Content starts
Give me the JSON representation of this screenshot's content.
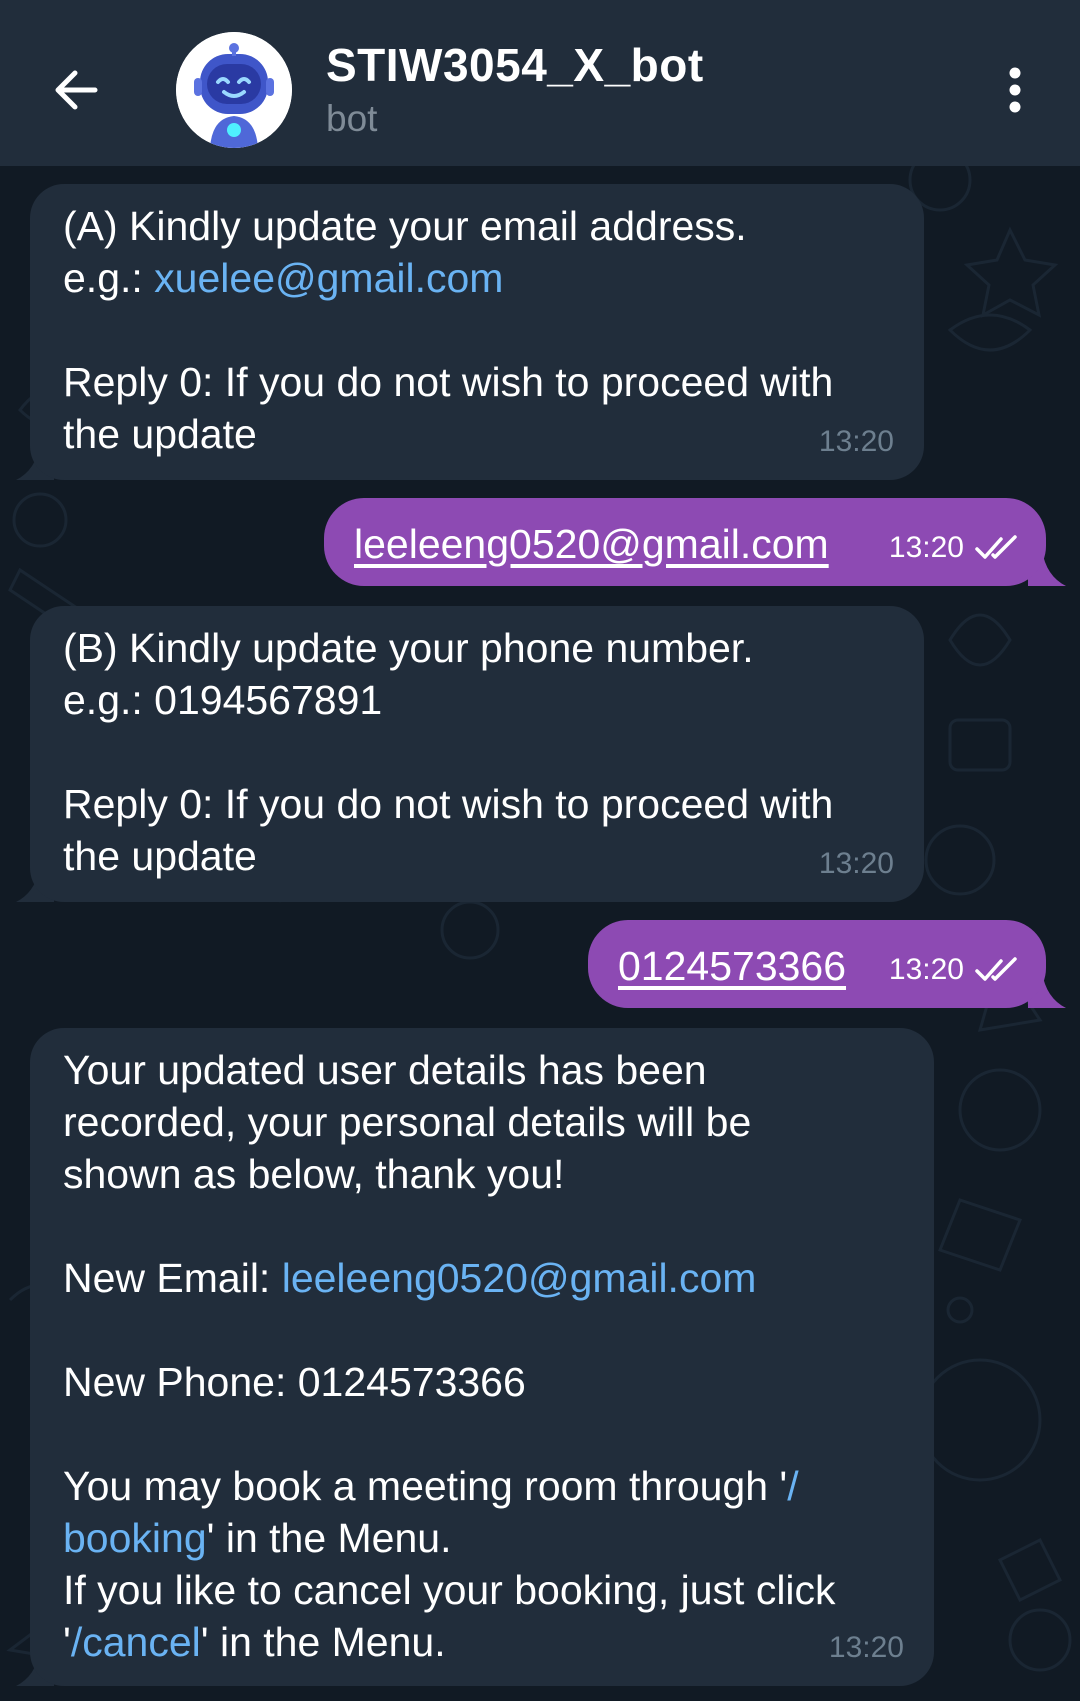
{
  "header": {
    "title": "STIW3054_X_bot",
    "subtitle": "bot",
    "back_icon": "arrow-left-icon",
    "menu_icon": "more-vertical-icon",
    "avatar_icon": "robot-avatar"
  },
  "colors": {
    "header_bg": "#212d3b",
    "chat_bg": "#0e1621",
    "incoming_bubble": "#212d3b",
    "outgoing_bubble": "#8d4ab3",
    "link": "#6ab3f3",
    "timestamp_in": "#6d7f8f"
  },
  "messages": [
    {
      "direction": "in",
      "lines": [
        "(A) Kindly update your email address."
      ],
      "example_prefix": "e.g.: ",
      "example_link": "xuelee@gmail.com",
      "reply_lines": [
        "Reply 0: If you do not wish to proceed with",
        "the update"
      ],
      "time": "13:20"
    },
    {
      "direction": "out",
      "text": "leeleeng0520@gmail.com",
      "time": "13:20",
      "status_icon": "double-check-icon"
    },
    {
      "direction": "in",
      "lines": [
        "(B) Kindly update your phone number.",
        "e.g.: 0194567891"
      ],
      "reply_lines": [
        "Reply 0: If you do not wish to proceed with",
        "the update"
      ],
      "time": "13:20"
    },
    {
      "direction": "out",
      "text": "0124573366",
      "time": "13:20",
      "status_icon": "double-check-icon"
    },
    {
      "direction": "in",
      "intro_lines": [
        "Your updated user details has been",
        "recorded, your personal details will be",
        "shown as below, thank you!"
      ],
      "email_label": "New Email: ",
      "email_link": "leeleeng0520@gmail.com",
      "phone_line": "New Phone: 0124573366",
      "booking_pre": "You may book a meeting room through '",
      "booking_link_1": "/",
      "booking_link_2": "booking",
      "booking_post": "' in the Menu.",
      "cancel_line": "If you like to cancel your booking, just click",
      "cancel_quote_open": "'",
      "cancel_link": "/cancel",
      "cancel_post": "' in the Menu.",
      "time": "13:20"
    }
  ]
}
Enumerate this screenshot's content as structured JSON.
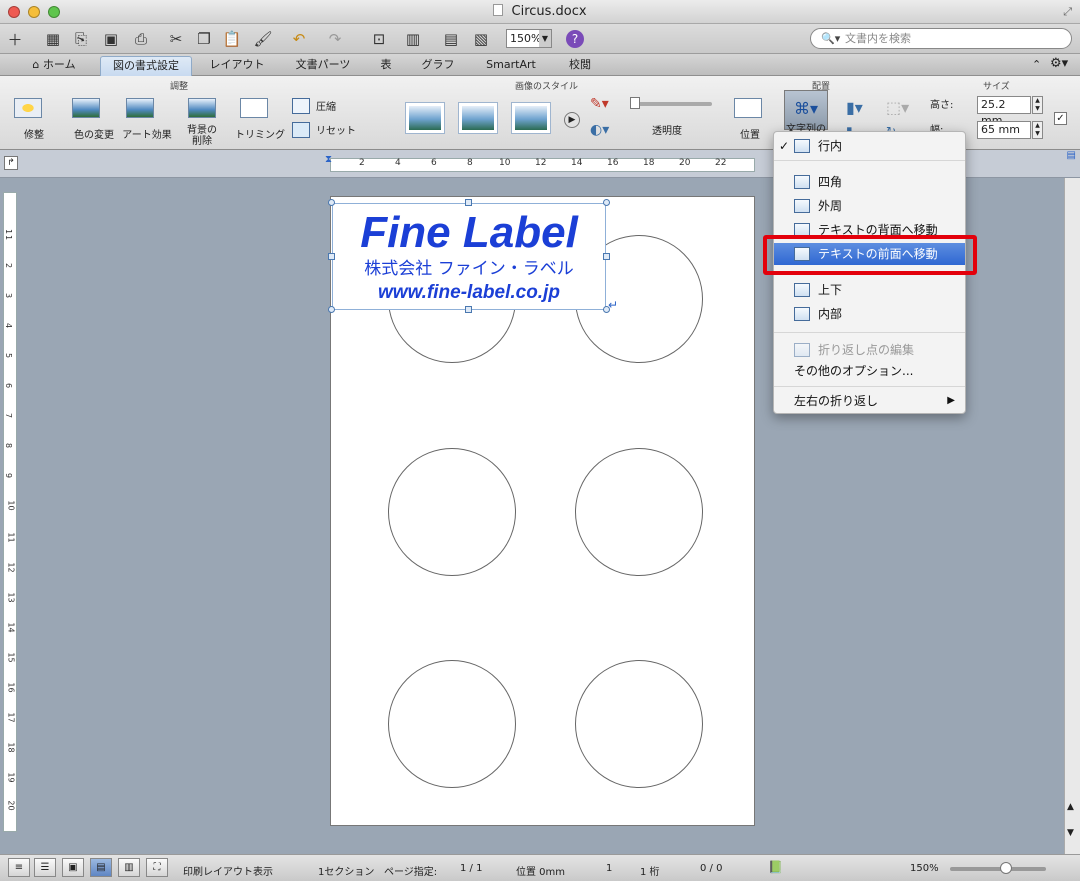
{
  "window": {
    "title": "Circus.docx"
  },
  "toolbar": {
    "zoom": "150%",
    "search_placeholder": "文書内を検索"
  },
  "tabs": [
    {
      "label": "ホーム"
    },
    {
      "label": "図の書式設定"
    },
    {
      "label": "レイアウト"
    },
    {
      "label": "文書パーツ"
    },
    {
      "label": "表"
    },
    {
      "label": "グラフ"
    },
    {
      "label": "SmartArt"
    },
    {
      "label": "校閲"
    }
  ],
  "ribbon": {
    "groups": {
      "adjust": "調整",
      "styles": "画像のスタイル",
      "arrange": "配置",
      "size": "サイズ"
    },
    "adjust": {
      "correct": "修整",
      "recolor": "色の変更",
      "art": "アート効果",
      "remove_bg_1": "背景の",
      "remove_bg_2": "削除",
      "trim": "トリミング",
      "compress": "圧縮",
      "reset": "リセット"
    },
    "transparency": "透明度",
    "position": "位置",
    "wrap": "文字列の",
    "height_label": "高さ:",
    "height_value": "25.2 mm",
    "width_label": "幅:",
    "width_value": "65 mm"
  },
  "ruler": {
    "marks": [
      "2",
      "4",
      "6",
      "8",
      "10",
      "12",
      "14",
      "16",
      "18",
      "20",
      "22"
    ]
  },
  "vruler": {
    "marks": [
      "1",
      "1",
      "2",
      "3",
      "4",
      "5",
      "6",
      "7",
      "8",
      "9",
      "10",
      "11",
      "12",
      "13",
      "14",
      "15",
      "16",
      "17",
      "18",
      "19",
      "20"
    ]
  },
  "label": {
    "title": "Fine Label",
    "company": "株式会社 ファイン・ラベル",
    "url": "www.fine-label.co.jp"
  },
  "wrap_menu": {
    "check": "✓",
    "items": [
      {
        "label": "行内"
      },
      {
        "label": "四角"
      },
      {
        "label": "外周"
      },
      {
        "label": "テキストの背面へ移動"
      },
      {
        "label": "テキストの前面へ移動"
      },
      {
        "label": "上下"
      },
      {
        "label": "内部"
      },
      {
        "label": "折り返し点の編集"
      },
      {
        "label": "その他のオプション..."
      },
      {
        "label": "左右の折り返し"
      }
    ],
    "submenu_arrow": "▶"
  },
  "status": {
    "view": "印刷レイアウト表示",
    "section": "1セクション",
    "page_label": "ページ指定:",
    "page_value": "1 / 1",
    "position": "位置 0mm",
    "line": "1",
    "column": "1 桁",
    "words": "0 / 0",
    "zoom": "150%"
  },
  "colors": {
    "highlight": "#2f67d2",
    "annotation": "#e3000b",
    "brand_blue": "#1b3fd6"
  }
}
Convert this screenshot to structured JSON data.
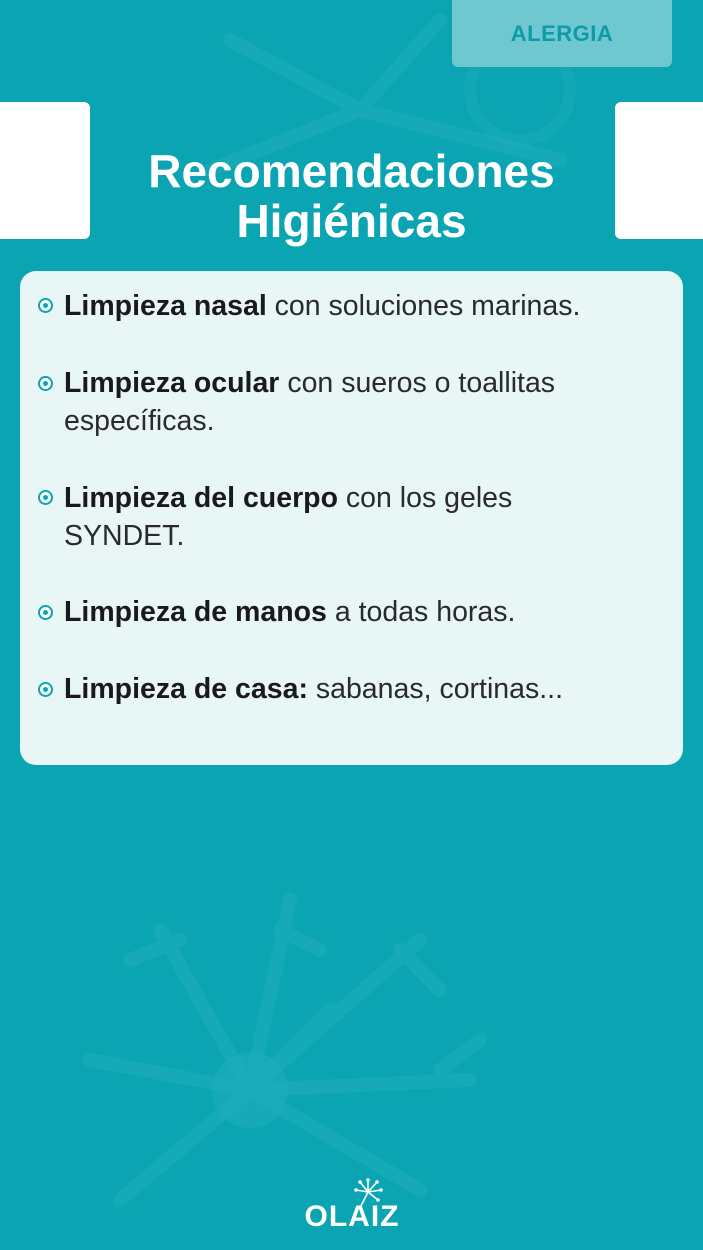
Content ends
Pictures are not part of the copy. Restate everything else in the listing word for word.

Give me the JSON representation of this screenshot's content.
{
  "header": {
    "title": "STIW3054_X_bot",
    "subtitle": "bot",
    "back_icon": "arrow-left-icon",
    "menu_icon": "more-vertical-icon",
    "avatar_icon": "robot-avatar"
  },
  "colors": {
    "header_bg": "#212d3b",
    "chat_bg": "#0e1621",
    "incoming_bubble": "#212d3b",
    "outgoing_bubble": "#8d4ab3",
    "link": "#6ab3f3",
    "timestamp_in": "#6d7f8f"
  },
  "messages": [
    {
      "direction": "in",
      "lines": [
        "(A) Kindly update your email address."
      ],
      "example_prefix": "e.g.: ",
      "example_link": "xuelee@gmail.com",
      "reply_lines": [
        "Reply 0: If you do not wish to proceed with",
        "the update"
      ],
      "time": "13:20"
    },
    {
      "direction": "out",
      "text": "leeleeng0520@gmail.com",
      "time": "13:20",
      "status_icon": "double-check-icon"
    },
    {
      "direction": "in",
      "lines": [
        "(B) Kindly update your phone number.",
        "e.g.: 0194567891"
      ],
      "reply_lines": [
        "Reply 0: If you do not wish to proceed with",
        "the update"
      ],
      "time": "13:20"
    },
    {
      "direction": "out",
      "text": "0124573366",
      "time": "13:20",
      "status_icon": "double-check-icon"
    },
    {
      "direction": "in",
      "intro_lines": [
        "Your updated user details has been",
        "recorded, your personal details will be",
        "shown as below, thank you!"
      ],
      "email_label": "New Email: ",
      "email_link": "leeleeng0520@gmail.com",
      "phone_line": "New Phone: 0124573366",
      "booking_pre": "You may book a meeting room through '",
      "booking_link_1": "/",
      "booking_link_2": "booking",
      "booking_post": "' in the Menu.",
      "cancel_line": "If you like to cancel your booking, just click",
      "cancel_quote_open": "'",
      "cancel_link": "/cancel",
      "cancel_post": "' in the Menu.",
      "time": "13:20"
    }
  ]
}
Enumerate this screenshot's content as structured JSON.
{
  "window": {
    "title": "Circus.docx"
  },
  "toolbar": {
    "zoom": "150%",
    "search_placeholder": "文書内を検索"
  },
  "tabs": [
    {
      "label": "ホーム"
    },
    {
      "label": "図の書式設定"
    },
    {
      "label": "レイアウト"
    },
    {
      "label": "文書パーツ"
    },
    {
      "label": "表"
    },
    {
      "label": "グラフ"
    },
    {
      "label": "SmartArt"
    },
    {
      "label": "校閲"
    }
  ],
  "ribbon": {
    "groups": {
      "adjust": "調整",
      "styles": "画像のスタイル",
      "arrange": "配置",
      "size": "サイズ"
    },
    "adjust": {
      "correct": "修整",
      "recolor": "色の変更",
      "art": "アート効果",
      "remove_bg_1": "背景の",
      "remove_bg_2": "削除",
      "trim": "トリミング",
      "compress": "圧縮",
      "reset": "リセット"
    },
    "transparency": "透明度",
    "position": "位置",
    "wrap": "文字列の",
    "height_label": "高さ:",
    "height_value": "25.2 mm",
    "width_label": "幅:",
    "width_value": "65 mm"
  },
  "ruler": {
    "marks": [
      "2",
      "4",
      "6",
      "8",
      "10",
      "12",
      "14",
      "16",
      "18",
      "20",
      "22"
    ]
  },
  "vruler": {
    "marks": [
      "1",
      "1",
      "2",
      "3",
      "4",
      "5",
      "6",
      "7",
      "8",
      "9",
      "10",
      "11",
      "12",
      "13",
      "14",
      "15",
      "16",
      "17",
      "18",
      "19",
      "20"
    ]
  },
  "label": {
    "title": "Fine Label",
    "company": "株式会社 ファイン・ラベル",
    "url": "www.fine-label.co.jp"
  },
  "wrap_menu": {
    "check": "✓",
    "items": [
      {
        "label": "行内"
      },
      {
        "label": "四角"
      },
      {
        "label": "外周"
      },
      {
        "label": "テキストの背面へ移動"
      },
      {
        "label": "テキストの前面へ移動"
      },
      {
        "label": "上下"
      },
      {
        "label": "内部"
      },
      {
        "label": "折り返し点の編集"
      },
      {
        "label": "その他のオプション..."
      },
      {
        "label": "左右の折り返し"
      }
    ],
    "submenu_arrow": "▶"
  },
  "status": {
    "view": "印刷レイアウト表示",
    "section": "1セクション",
    "page_label": "ページ指定:",
    "page_value": "1 / 1",
    "position": "位置 0mm",
    "line": "1",
    "column": "1 桁",
    "words": "0 / 0",
    "zoom": "150%"
  },
  "colors": {
    "highlight": "#2f67d2",
    "annotation": "#e3000b",
    "brand_blue": "#1b3fd6"
  }
}
Convert this screenshot to structured JSON data.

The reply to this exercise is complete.